PROBLEM TO WORK ON: Copy out the records so that each line matches the original.

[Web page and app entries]
.....

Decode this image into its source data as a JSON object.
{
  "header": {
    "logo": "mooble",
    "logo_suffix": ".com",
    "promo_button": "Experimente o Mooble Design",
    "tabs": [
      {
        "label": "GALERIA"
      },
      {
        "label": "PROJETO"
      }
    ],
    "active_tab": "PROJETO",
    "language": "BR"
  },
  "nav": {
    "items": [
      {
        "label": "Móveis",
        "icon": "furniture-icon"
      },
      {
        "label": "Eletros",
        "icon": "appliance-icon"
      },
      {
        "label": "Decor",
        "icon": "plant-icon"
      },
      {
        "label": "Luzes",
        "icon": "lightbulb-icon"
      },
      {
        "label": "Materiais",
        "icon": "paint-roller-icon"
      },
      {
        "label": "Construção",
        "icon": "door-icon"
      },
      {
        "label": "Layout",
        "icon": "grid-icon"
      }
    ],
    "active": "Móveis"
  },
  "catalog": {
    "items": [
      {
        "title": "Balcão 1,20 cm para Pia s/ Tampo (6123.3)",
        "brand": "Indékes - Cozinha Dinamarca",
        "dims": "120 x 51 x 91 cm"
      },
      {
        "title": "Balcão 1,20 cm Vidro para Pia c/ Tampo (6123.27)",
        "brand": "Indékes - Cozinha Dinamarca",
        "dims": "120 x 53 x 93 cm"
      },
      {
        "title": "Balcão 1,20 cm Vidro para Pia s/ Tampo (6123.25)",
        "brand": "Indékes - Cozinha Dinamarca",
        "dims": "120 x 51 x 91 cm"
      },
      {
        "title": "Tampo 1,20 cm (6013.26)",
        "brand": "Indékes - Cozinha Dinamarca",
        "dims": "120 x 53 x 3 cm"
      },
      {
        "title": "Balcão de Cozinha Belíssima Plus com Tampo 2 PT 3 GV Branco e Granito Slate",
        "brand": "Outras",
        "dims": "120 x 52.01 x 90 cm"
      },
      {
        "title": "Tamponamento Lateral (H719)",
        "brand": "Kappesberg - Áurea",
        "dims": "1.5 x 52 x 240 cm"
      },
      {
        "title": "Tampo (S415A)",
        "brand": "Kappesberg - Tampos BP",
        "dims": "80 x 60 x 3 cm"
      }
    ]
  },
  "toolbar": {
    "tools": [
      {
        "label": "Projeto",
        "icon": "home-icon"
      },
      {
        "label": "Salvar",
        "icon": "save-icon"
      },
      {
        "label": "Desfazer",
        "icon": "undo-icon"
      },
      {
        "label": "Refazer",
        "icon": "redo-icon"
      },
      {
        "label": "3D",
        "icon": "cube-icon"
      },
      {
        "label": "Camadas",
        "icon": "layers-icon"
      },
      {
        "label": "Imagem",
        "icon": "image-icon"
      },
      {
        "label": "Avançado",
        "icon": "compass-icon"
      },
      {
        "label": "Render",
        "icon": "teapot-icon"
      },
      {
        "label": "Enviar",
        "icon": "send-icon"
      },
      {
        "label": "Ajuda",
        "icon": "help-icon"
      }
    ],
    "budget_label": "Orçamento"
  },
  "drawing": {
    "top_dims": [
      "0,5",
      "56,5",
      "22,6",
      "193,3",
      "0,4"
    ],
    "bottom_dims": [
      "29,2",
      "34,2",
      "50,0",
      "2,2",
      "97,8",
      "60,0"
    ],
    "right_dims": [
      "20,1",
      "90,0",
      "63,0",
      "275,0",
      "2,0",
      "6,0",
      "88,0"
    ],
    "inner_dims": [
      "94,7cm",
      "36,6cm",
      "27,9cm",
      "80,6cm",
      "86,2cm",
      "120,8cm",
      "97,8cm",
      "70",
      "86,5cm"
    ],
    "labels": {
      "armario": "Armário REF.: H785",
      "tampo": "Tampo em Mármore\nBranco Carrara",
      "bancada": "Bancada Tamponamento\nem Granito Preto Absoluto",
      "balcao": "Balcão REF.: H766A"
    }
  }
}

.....

YOUR RESPONSE:
Decode this image into its source data as a JSON object.
{
  "header": {
    "logo": "mooble",
    "logo_suffix": ".com",
    "promo_button": "Experimente o Mooble Design",
    "tabs": [
      {
        "label": "GALERIA"
      },
      {
        "label": "PROJETO"
      }
    ],
    "active_tab": "PROJETO",
    "language": "BR"
  },
  "nav": {
    "items": [
      {
        "label": "Móveis",
        "icon": "furniture-icon"
      },
      {
        "label": "Eletros",
        "icon": "appliance-icon"
      },
      {
        "label": "Decor",
        "icon": "plant-icon"
      },
      {
        "label": "Luzes",
        "icon": "lightbulb-icon"
      },
      {
        "label": "Materiais",
        "icon": "paint-roller-icon"
      },
      {
        "label": "Construção",
        "icon": "door-icon"
      },
      {
        "label": "Layout",
        "icon": "grid-icon"
      }
    ],
    "active": "Móveis"
  },
  "catalog": {
    "items": [
      {
        "title": "Balcão 1,20 cm para Pia s/ Tampo (6123.3)",
        "brand": "Indékes - Cozinha Dinamarca",
        "dims": "120 x 51 x 91 cm"
      },
      {
        "title": "Balcão 1,20 cm Vidro para Pia c/ Tampo (6123.27)",
        "brand": "Indékes - Cozinha Dinamarca",
        "dims": "120 x 53 x 93 cm"
      },
      {
        "title": "Balcão 1,20 cm Vidro para Pia s/ Tampo (6123.25)",
        "brand": "Indékes - Cozinha Dinamarca",
        "dims": "120 x 51 x 91 cm"
      },
      {
        "title": "Tampo 1,20 cm (6013.26)",
        "brand": "Indékes - Cozinha Dinamarca",
        "dims": "120 x 53 x 3 cm"
      },
      {
        "title": "Balcão de Cozinha Belíssima Plus com Tampo 2 PT 3 GV Branco e Granito Slate",
        "brand": "Outras",
        "dims": "120 x 52.01 x 90 cm"
      },
      {
        "title": "Tamponamento Lateral (H719)",
        "brand": "Kappesberg - Áurea",
        "dims": "1.5 x 52 x 240 cm"
      },
      {
        "title": "Tampo (S415A)",
        "brand": "Kappesberg - Tampos BP",
        "dims": "80 x 60 x 3 cm"
      }
    ]
  },
  "toolbar": {
    "tools": [
      {
        "label": "Projeto",
        "icon": "home-icon"
      },
      {
        "label": "Salvar",
        "icon": "save-icon"
      },
      {
        "label": "Desfazer",
        "icon": "undo-icon"
      },
      {
        "label": "Refazer",
        "icon": "redo-icon"
      },
      {
        "label": "3D",
        "icon": "cube-icon"
      },
      {
        "label": "Camadas",
        "icon": "layers-icon"
      },
      {
        "label": "Imagem",
        "icon": "image-icon"
      },
      {
        "label": "Avançado",
        "icon": "compass-icon"
      },
      {
        "label": "Render",
        "icon": "teapot-icon"
      },
      {
        "label": "Enviar",
        "icon": "send-icon"
      },
      {
        "label": "Ajuda",
        "icon": "help-icon"
      }
    ],
    "budget_label": "Orçamento"
  },
  "drawing": {
    "top_dims": [
      "0,5",
      "56,5",
      "22,6",
      "193,3",
      "0,4"
    ],
    "bottom_dims": [
      "29,2",
      "34,2",
      "50,0",
      "2,2",
      "97,8",
      "60,0"
    ],
    "right_dims": [
      "20,1",
      "90,0",
      "63,0",
      "275,0",
      "2,0",
      "6,0",
      "88,0"
    ],
    "inner_dims": [
      "94,7cm",
      "36,6cm",
      "27,9cm",
      "80,6cm",
      "86,2cm",
      "120,8cm",
      "97,8cm",
      "70",
      "86,5cm"
    ],
    "labels": {
      "armario": "Armário REF.: H785",
      "tampo": "Tampo em Mármore\nBranco Carrara",
      "bancada": "Bancada Tamponamento\nem Granito Preto Absoluto",
      "balcao": "Balcão REF.: H766A"
    }
  }
}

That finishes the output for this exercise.